___ Provided information ___

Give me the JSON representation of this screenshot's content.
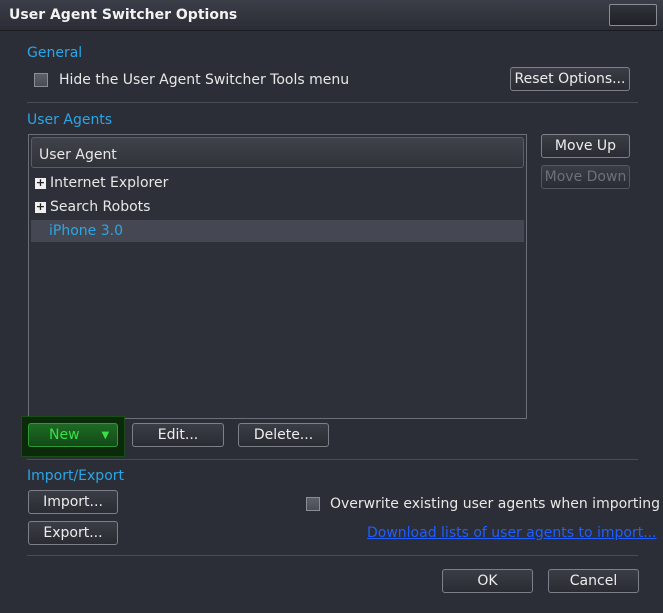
{
  "window": {
    "title": "User Agent Switcher Options"
  },
  "general": {
    "section_label": "General",
    "hide_menu_label": "Hide the User Agent Switcher Tools menu",
    "hide_menu_checked": false,
    "reset_button": "Reset Options..."
  },
  "user_agents": {
    "section_label": "User Agents",
    "column_header": "User Agent",
    "items": [
      {
        "label": "Internet Explorer",
        "type": "folder",
        "selected": false
      },
      {
        "label": "Search Robots",
        "type": "folder",
        "selected": false
      },
      {
        "label": "iPhone 3.0",
        "type": "item",
        "selected": true
      }
    ],
    "move_up_button": "Move Up",
    "move_down_button": "Move Down",
    "move_down_enabled": false,
    "new_button": "New",
    "edit_button": "Edit...",
    "delete_button": "Delete..."
  },
  "import_export": {
    "section_label": "Import/Export",
    "import_button": "Import...",
    "export_button": "Export...",
    "overwrite_label": "Overwrite existing user agents when importing",
    "overwrite_checked": false,
    "download_link": "Download lists of user agents to import..."
  },
  "footer": {
    "ok_button": "OK",
    "cancel_button": "Cancel"
  },
  "colors": {
    "background": "#2b2e36",
    "section_label": "#2aa6e6",
    "selected_text": "#2aa6e6",
    "new_button_text": "#38e04a",
    "link": "#1f5fff"
  }
}
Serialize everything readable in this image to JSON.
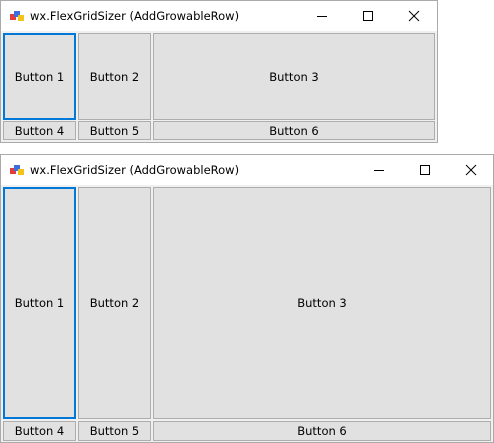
{
  "windows": [
    {
      "title": "wx.FlexGridSizer (AddGrowableRow)",
      "buttons": [
        "Button 1",
        "Button 2",
        "Button 3",
        "Button 4",
        "Button 5",
        "Button 6"
      ],
      "focused_button": "Button 1"
    },
    {
      "title": "wx.FlexGridSizer (AddGrowableRow)",
      "buttons": [
        "Button 1",
        "Button 2",
        "Button 3",
        "Button 4",
        "Button 5",
        "Button 6"
      ],
      "focused_button": "Button 1"
    }
  ],
  "controls": {
    "minimize_icon": "minimize-icon",
    "maximize_icon": "maximize-icon",
    "close_icon": "close-icon",
    "app_icon": "wx-app-icon"
  },
  "colors": {
    "focus_border": "#0078d7",
    "button_face": "#e1e1e1",
    "button_border": "#adadad",
    "window_bg": "#f0f0f0",
    "titlebar_bg": "#ffffff"
  }
}
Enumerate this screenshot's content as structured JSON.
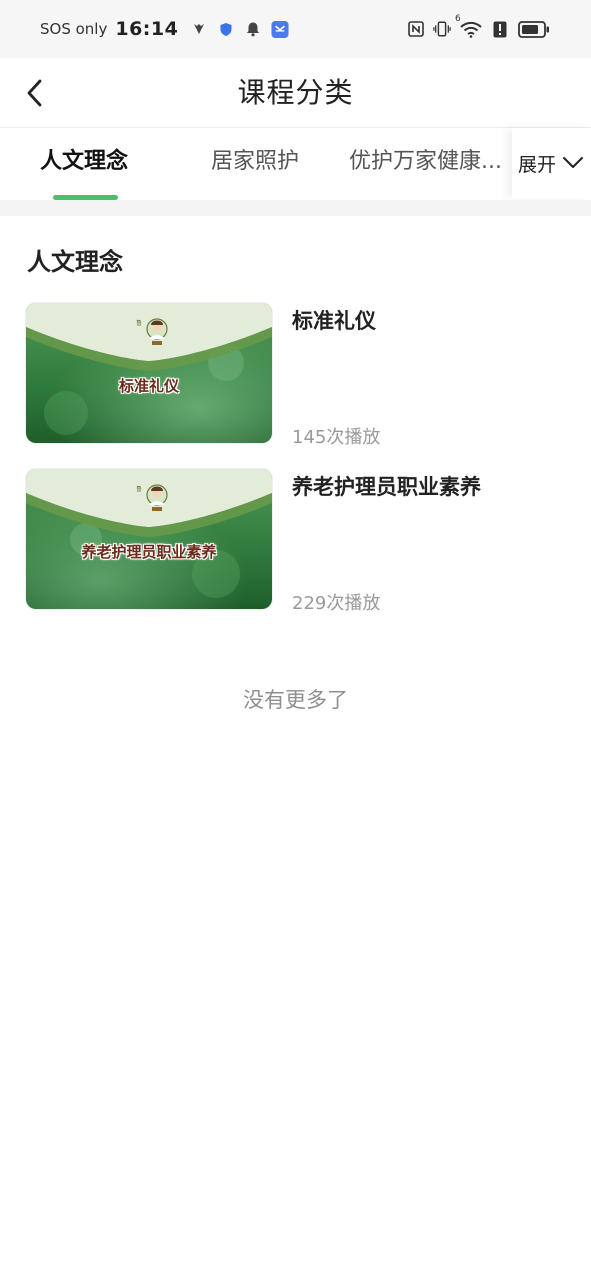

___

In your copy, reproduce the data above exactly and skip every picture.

Give me the JSON representation of this screenshot's content.
{
  "window": {
    "title": "User Agent Switcher Options"
  },
  "general": {
    "section_label": "General",
    "hide_menu_label": "Hide the User Agent Switcher Tools menu",
    "hide_menu_checked": false,
    "reset_button": "Reset Options..."
  },
  "user_agents": {
    "section_label": "User Agents",
    "column_header": "User Agent",
    "items": [
      {
        "label": "Internet Explorer",
        "type": "folder",
        "selected": false
      },
      {
        "label": "Search Robots",
        "type": "folder",
        "selected": false
      },
      {
        "label": "iPhone 3.0",
        "type": "item",
        "selected": true
      }
    ],
    "move_up_button": "Move Up",
    "move_down_button": "Move Down",
    "move_down_enabled": false,
    "new_button": "New",
    "edit_button": "Edit...",
    "delete_button": "Delete..."
  },
  "import_export": {
    "section_label": "Import/Export",
    "import_button": "Import...",
    "export_button": "Export...",
    "overwrite_label": "Overwrite existing user agents when importing",
    "overwrite_checked": false,
    "download_link": "Download lists of user agents to import..."
  },
  "footer": {
    "ok_button": "OK",
    "cancel_button": "Cancel"
  },
  "colors": {
    "background": "#2b2e36",
    "section_label": "#2aa6e6",
    "selected_text": "#2aa6e6",
    "new_button_text": "#38e04a",
    "link": "#1f5fff"
  }
}
Serialize everything readable in this image to JSON.
{
  "windows": [
    {
      "title": "wx.FlexGridSizer (AddGrowableRow)",
      "buttons": [
        "Button 1",
        "Button 2",
        "Button 3",
        "Button 4",
        "Button 5",
        "Button 6"
      ],
      "focused_button": "Button 1"
    },
    {
      "title": "wx.FlexGridSizer (AddGrowableRow)",
      "buttons": [
        "Button 1",
        "Button 2",
        "Button 3",
        "Button 4",
        "Button 5",
        "Button 6"
      ],
      "focused_button": "Button 1"
    }
  ],
  "controls": {
    "minimize_icon": "minimize-icon",
    "maximize_icon": "maximize-icon",
    "close_icon": "close-icon",
    "app_icon": "wx-app-icon"
  },
  "colors": {
    "focus_border": "#0078d7",
    "button_face": "#e1e1e1",
    "button_border": "#adadad",
    "window_bg": "#f0f0f0",
    "titlebar_bg": "#ffffff"
  }
}
Enumerate this screenshot's content as structured JSON.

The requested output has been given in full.